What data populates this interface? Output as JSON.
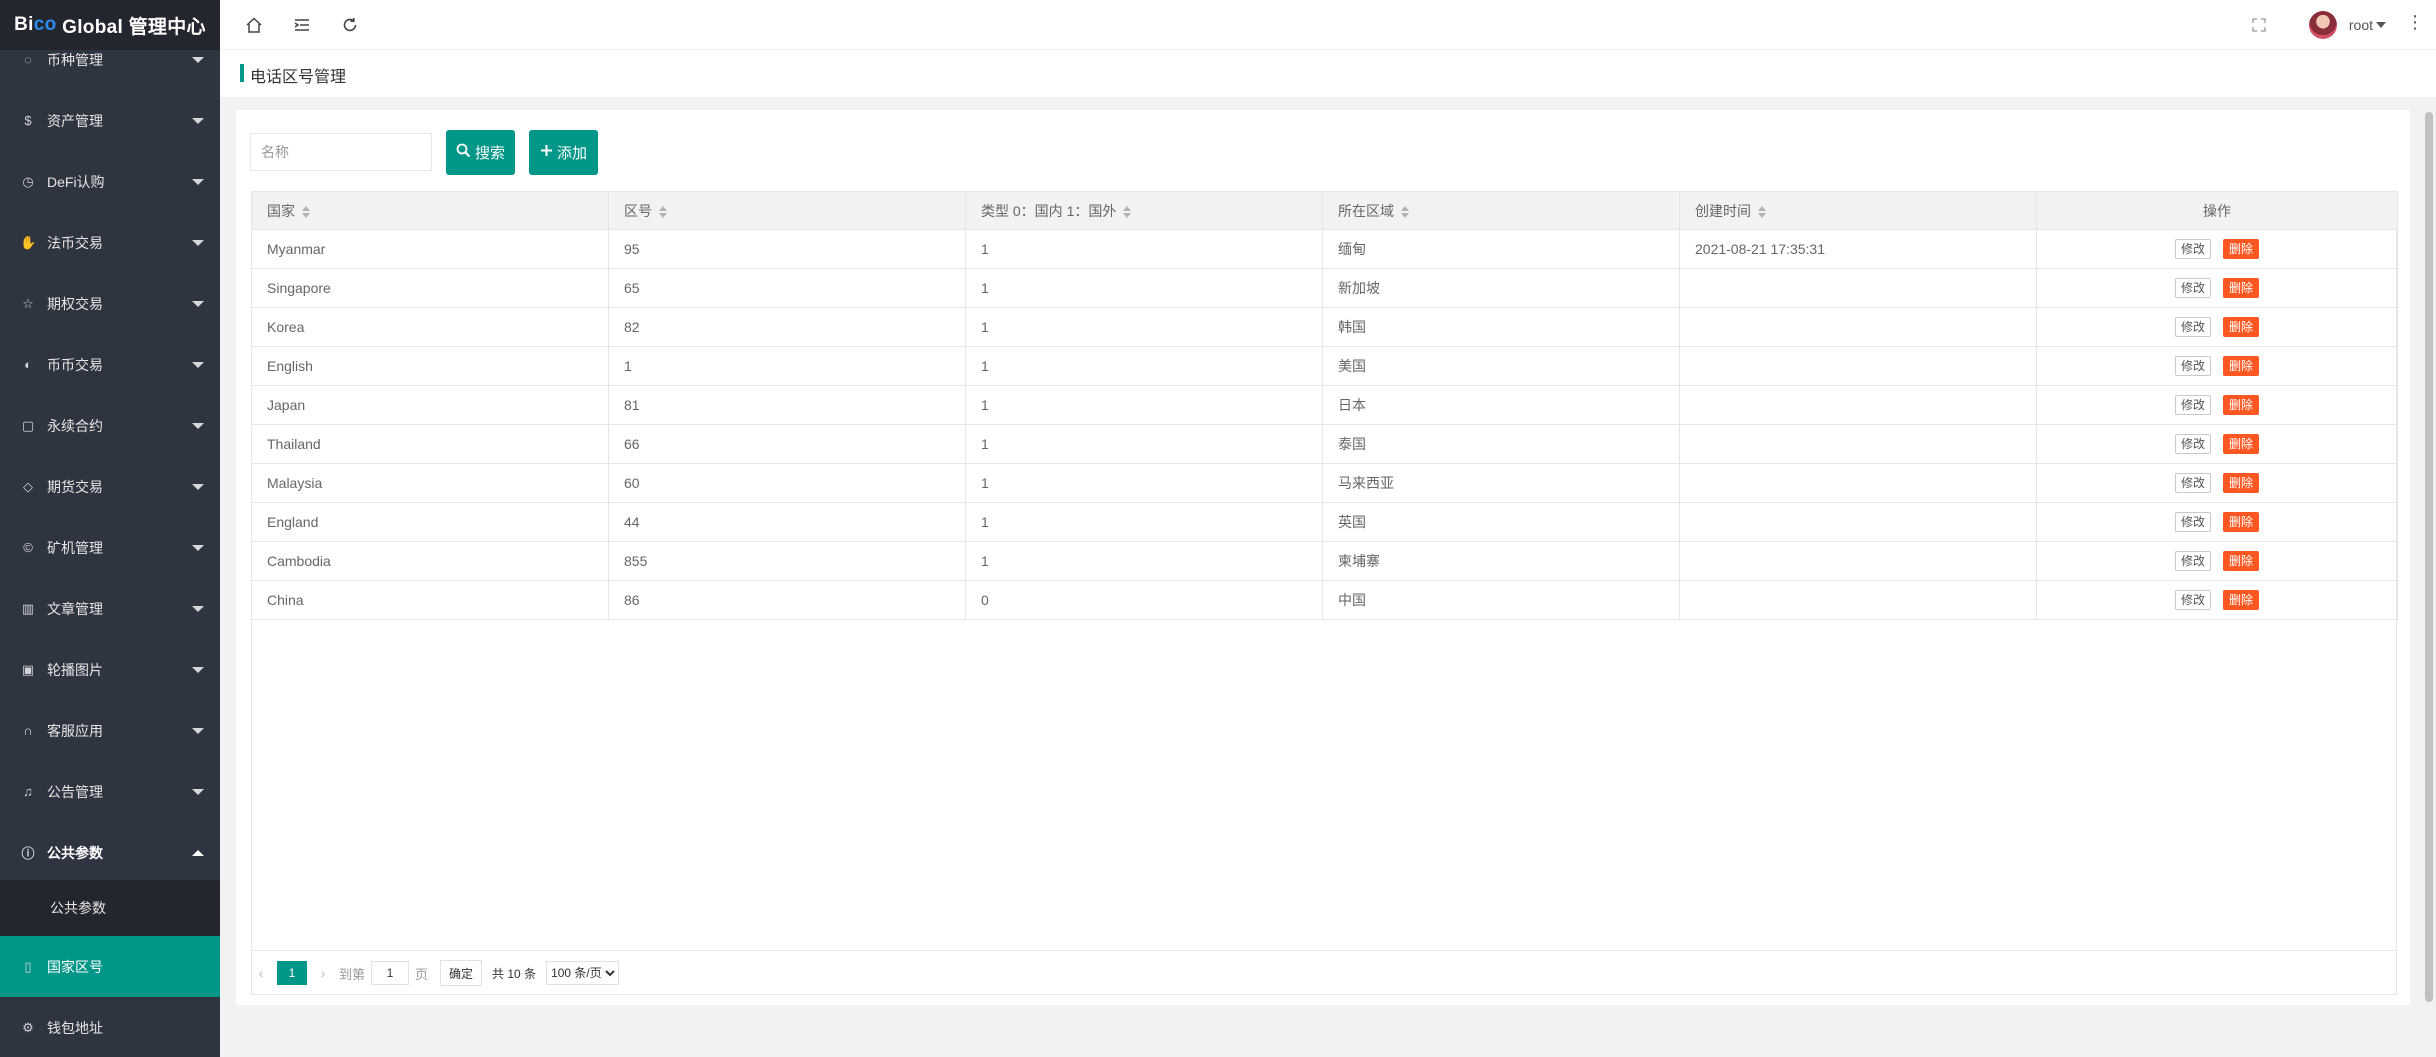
{
  "app": {
    "logo_prefix": "Bi",
    "logo_accent": "co",
    "logo_suffix": " Global 管理中心"
  },
  "sidebar": {
    "items": [
      {
        "label": "币种管理",
        "icon": "coin-icon"
      },
      {
        "label": "资产管理",
        "icon": "dollar-icon"
      },
      {
        "label": "DeFi认购",
        "icon": "clock-icon"
      },
      {
        "label": "法币交易",
        "icon": "hand-icon"
      },
      {
        "label": "期权交易",
        "icon": "star-icon"
      },
      {
        "label": "币币交易",
        "icon": "exchange-icon"
      },
      {
        "label": "永续合约",
        "icon": "file-icon"
      },
      {
        "label": "期货交易",
        "icon": "diamond-icon"
      },
      {
        "label": "矿机管理",
        "icon": "copyright-icon"
      },
      {
        "label": "文章管理",
        "icon": "book-icon"
      },
      {
        "label": "轮播图片",
        "icon": "picture-icon"
      },
      {
        "label": "客服应用",
        "icon": "headset-icon"
      },
      {
        "label": "公告管理",
        "icon": "bell-icon"
      },
      {
        "label": "公共参数",
        "icon": "info-icon"
      }
    ],
    "sub_item": "公共参数",
    "active_item": "国家区号",
    "wallet_item": "钱包地址"
  },
  "header": {
    "user": "root"
  },
  "page": {
    "title": "电话区号管理"
  },
  "search": {
    "placeholder": "名称",
    "search_label": "搜索",
    "add_label": "添加"
  },
  "table": {
    "columns": [
      "国家",
      "区号",
      "类型 0：国内 1：国外",
      "所在区域",
      "创建时间",
      "操作"
    ],
    "edit_label": "修改",
    "delete_label": "删除",
    "rows": [
      {
        "country": "Myanmar",
        "code": "95",
        "type": "1",
        "region": "缅甸",
        "created": "2021-08-21 17:35:31"
      },
      {
        "country": "Singapore",
        "code": "65",
        "type": "1",
        "region": "新加坡",
        "created": ""
      },
      {
        "country": "Korea",
        "code": "82",
        "type": "1",
        "region": "韩国",
        "created": ""
      },
      {
        "country": "English",
        "code": "1",
        "type": "1",
        "region": "美国",
        "created": ""
      },
      {
        "country": "Japan",
        "code": "81",
        "type": "1",
        "region": "日本",
        "created": ""
      },
      {
        "country": "Thailand",
        "code": "66",
        "type": "1",
        "region": "泰国",
        "created": ""
      },
      {
        "country": "Malaysia",
        "code": "60",
        "type": "1",
        "region": "马来西亚",
        "created": ""
      },
      {
        "country": "England",
        "code": "44",
        "type": "1",
        "region": "英国",
        "created": ""
      },
      {
        "country": "Cambodia",
        "code": "855",
        "type": "1",
        "region": "柬埔寨",
        "created": ""
      },
      {
        "country": "China",
        "code": "86",
        "type": "0",
        "region": "中国",
        "created": ""
      }
    ]
  },
  "pager": {
    "current": "1",
    "goto_label": "到第",
    "goto_value": "1",
    "page_label": "页",
    "ok_label": "确定",
    "total_label": "共 10 条",
    "page_size": "100 条/页"
  },
  "colors": {
    "accent": "#009688",
    "danger": "#ff5722",
    "sidebar": "#2f3441"
  }
}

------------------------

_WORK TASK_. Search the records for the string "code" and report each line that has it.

_REPLY_.
        "code": "95",
        "code": "65",
        "code": "82",
        "code": "1",
        "code": "81",
        "code": "66",
        "code": "60",
        "code": "44",
        "code": "855",
        "code": "86",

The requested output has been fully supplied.